The lying hasn’t stopped. Now Trump and the Republican Party are spreading a false narrative about the Jan. 6 assault on the Capitol, depicting it as a peaceful event to save the nation from tyranny. Like any propaganda campaign, this one needs both noise and silence to be effective.
The former President has taken the lead in rewriting the history of Jan. 6, with assists f
rom GOP lawmakers like Senator Ron Johnson of Wisconsin. Trump asserts
that the rioters posed “zero threat” and were “hugging and kissing the police and the guards,” ignoring the others who killed
one Capitol Police officer and injured 137 others. Two other officers died by suicide days after the attack.
Brazen negations of violence, even when it is amply documented, are central to the playbook used by authoritarians Trump admires, like Vladimir Putin. In fact, for such leaders, the more documentation there is, the greater the triumph in getting people to deny it.
The truth of Jan. 6 — that the insurgents showed rabid hatred of the police officers and security guards — presents a problem, given the pro-law enforcement sentiments of Trump’s base. So it’s best just to flip the script and turn murderous rage into hugs and kisses.
That’s why the Fox News host Tucker Carlson opened a recent show with the claim
that the insurgents “didn’t have guns,” which attempts to direct attention away from (and also contradicts) hours of video evidence and testimonies about the large number of weapons
, some military-grade, the exceedingly well armed insurgents carried into the Capitol.
Trump and his allies are using a second tactic as brazen as the first. Even while denying the violence, they are blaming it on a familiar enemy: the left. Johnson and Carlson have been prominent fabricators of a reality in which left-wing extremists
were the real Capitol rioters. This, too, is a propaganda classic: accusing an enemy you have already invested many hours in demonizing. It’s far more efficient. And with some audiences, it works.
Although 61% of Americans responding to a new Reuters/Ipsos poll

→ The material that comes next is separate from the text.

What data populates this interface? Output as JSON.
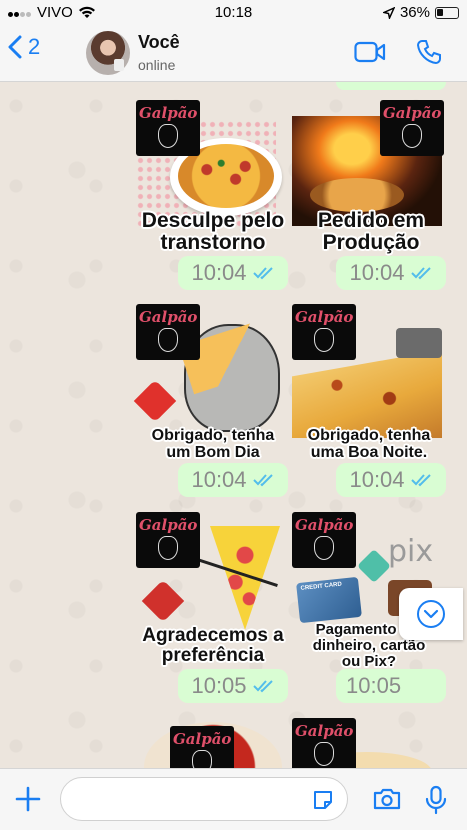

think Trump “is at least partly to blame for starting the deadly Jan. 6 riot,” only 28% of Republicans agreed with that statement. And more than half of the Republicans questioned agreed that Jan. 6 was the work of “violent left-wing protesters trying to make Trump look bad.”
Still, the GOP is on the defensive. More evidence
is coming to the light about the involvement of some Trump donors
in funding the Jan. 6 rally that preceded the assault, and about the presence of dozens of GOP officials
at that rally. And with 10 more Democratic lawmakers joining
the lawsuit against Trump and his former lawyer Rudy Giuliani for conspiring with extremists, Republicans likely feel they need to accelerate the acceptance of this false narrative and make sure those in the know remain quiet.
What would happen to this fake history, for example, if former Vice President Mike Pence decided to break his silence
about being chased
by a mob that wanted to hang him? Pence is an important reference point for several large constituencies of the Trump universe, from business elites to evangelical Christians. His speaking the truth would carry weight.
But while a few prominent Republicans, like former House Speaker John Boehner, emphasize
Trump’s role in the “bloody insurrection” (Trump “incited” it “for nothing more than selfish reasons, perpetuated by the bullshit he’d been shoveling since he lost a fair election the previous November,” Boehner asserted in his new book), Pence, like most in the GOP, has been silent on the question and seems to have accepted the authoritarian-style party discipline Trump has imposed.
This situation endangers American democracy.
History shows that burying violence creates the conditions for its repetition. If there is no accountability for Jan. 6, we can be sure that unscrupulous elements within the GOP will take that as a green light for them to try other lawless maneuvers in the future in order to return to power — and stay there. The time to set the record straight is now.